The healthcare sector is seeing massive digitization of everything from patient records and radiology data to wearable computing and multiomics. This will redefine healthcare as a data-driven industry, and when that happens, it will leverage the power of AI — its ability to continuously improve with more data.

When there is enough data, AI can do a much more accurate job of diagnosis and treatment than human doctors by absorbing and checking billions of cases and outcomes. AI can take into account everyone’s data to personalize treatment accordingly, or keep up with a massive number of new drugs, treatments and studies. Doing all of this well is beyond human capabilities.

AI-powered diagnosis

I anticipate diagnostic AI will surpass all but the best doctors in the next 20 years. Studies have shown that AI trained on sizable data can outperform physicians in several areas of medical diagnosis regarding brain tumors, eye disease, breast cancer, skin cancer and lung cancer. Further trials are needed, but as these technologies are deployed and more data is gathered, the AI stands to outclass doctors.

We will eventually see diagnostic AI for general practitioners, one disease at a time, to gradually cover all diagnoses. Over time, AI may become capable of acting as your general practitioner or family doctor.

How to establish a health tech startup advisory board

When you enter the health tech industry as a new startup, an advisory board is a crucial foundational step. A board can guide you through industry-specific nuances, help you make important decisions and prove your legitimacy to investors looking for a strong industry background.

An advisory board will be able to give you strategic insights about both your company and the wider healthcare and technology industries.

In my experience of raising capital, the unpredictable financial situation at the beginning of the pandemic meant we nearly lost our $2 million round, but came through with a committed $250,000, which we used to bring in about $500,000 in revenue.

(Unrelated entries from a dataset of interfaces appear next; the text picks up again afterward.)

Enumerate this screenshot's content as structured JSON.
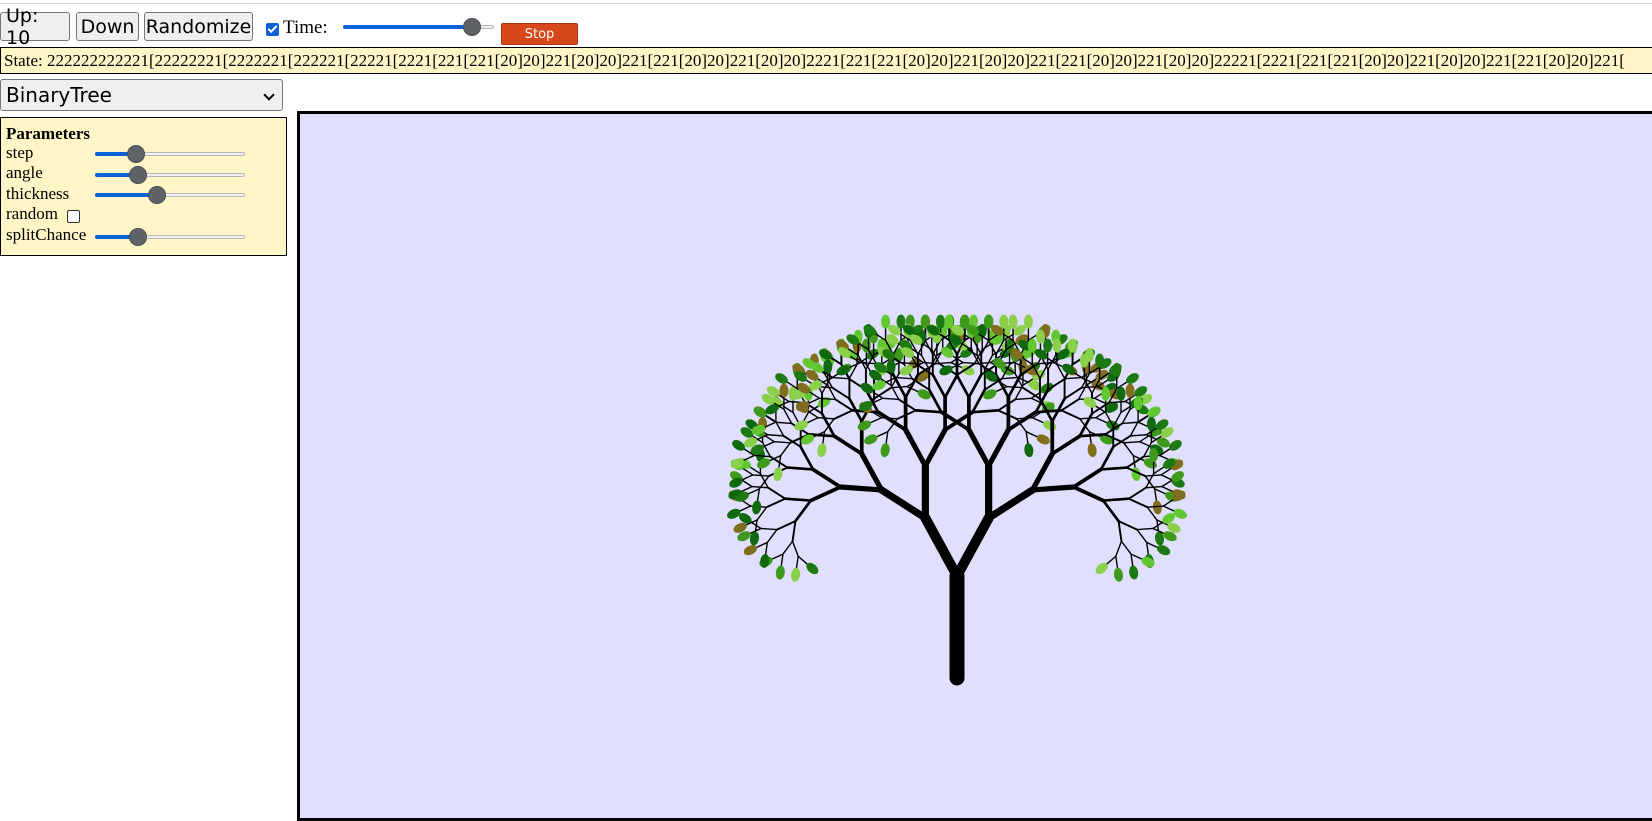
{
  "toolbar": {
    "up_label": "Up: 10",
    "down_label": "Down",
    "randomize_label": "Randomize",
    "time_label": "Time:",
    "time_checked": true,
    "time_value": 0.9,
    "stop_label": "Stop"
  },
  "state_text": "State: 222222222221[22222221[2222221[222221[22221[2221[221[221[20]20]221[20]20]221[221[20]20]221[20]20]2221[221[221[20]20]221[20]20]221[221[20]20]221[20]20]22221[2221[221[221[20]20]221[20]20]221[221[20]20]221[",
  "system": {
    "selected": "BinaryTree"
  },
  "parameters": {
    "title": "Parameters",
    "items": [
      {
        "label": "step",
        "type": "slider",
        "value": 0.24
      },
      {
        "label": "angle",
        "type": "slider",
        "value": 0.26
      },
      {
        "label": "thickness",
        "type": "slider",
        "value": 0.4
      },
      {
        "label": "random",
        "type": "checkbox",
        "checked": false
      },
      {
        "label": "splitChance",
        "type": "slider",
        "value": 0.26
      }
    ]
  },
  "canvas": {
    "background": "#e0e0fe",
    "branch_color": "#000000",
    "leaf_colors": [
      "#1d7a12",
      "#3f9a1c",
      "#62c832",
      "#806e1e",
      "#0f6a0f",
      "#8ad04a"
    ]
  }
}
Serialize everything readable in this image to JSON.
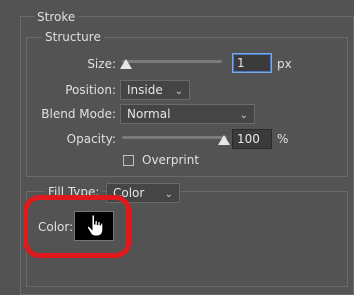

Something that helped this process was building our advisory board and starting small — we didn’t go for all of healthcare but instead focused on two healthcare verticals. This allowed us to prove our concept, build case studies and win contracts with specific teams in our customers’ companies.

It pays off to stay focused and prove your worth so that your advisory board members can champion you in niche markets, with the potential to expand in the future. For this reason, it’s important to identify the main intention behind your board, and exactly who should be on it.

Who to recruit

Three to five people is an ideal starting point for an advisory board, depending on the size and stage of your company. In health tech, you need more than just the healthcare perspective — you also need the insight of those who have already grown technology companies, perhaps outside of the industry. Our company’s board is an even split of two healthcare and two technology advisers, and, ideally, you want to find a fifth who is well versed in both industries.

It pays off to stay focused and prove your worth so that your advisory board members can champion you in niche markets, with the potential to expand in the future.

An M.D., a Ph.D. from a respected institution or a thought leader in your relevant field of healthcare is the most important asset to an advisory board. These are the highly decorated physicians who have strong connections and act as a reference for their peers.

They provide instant credibility for your company, help you get into the minds of both patients and healthcare providers, and can outline how various health systems work.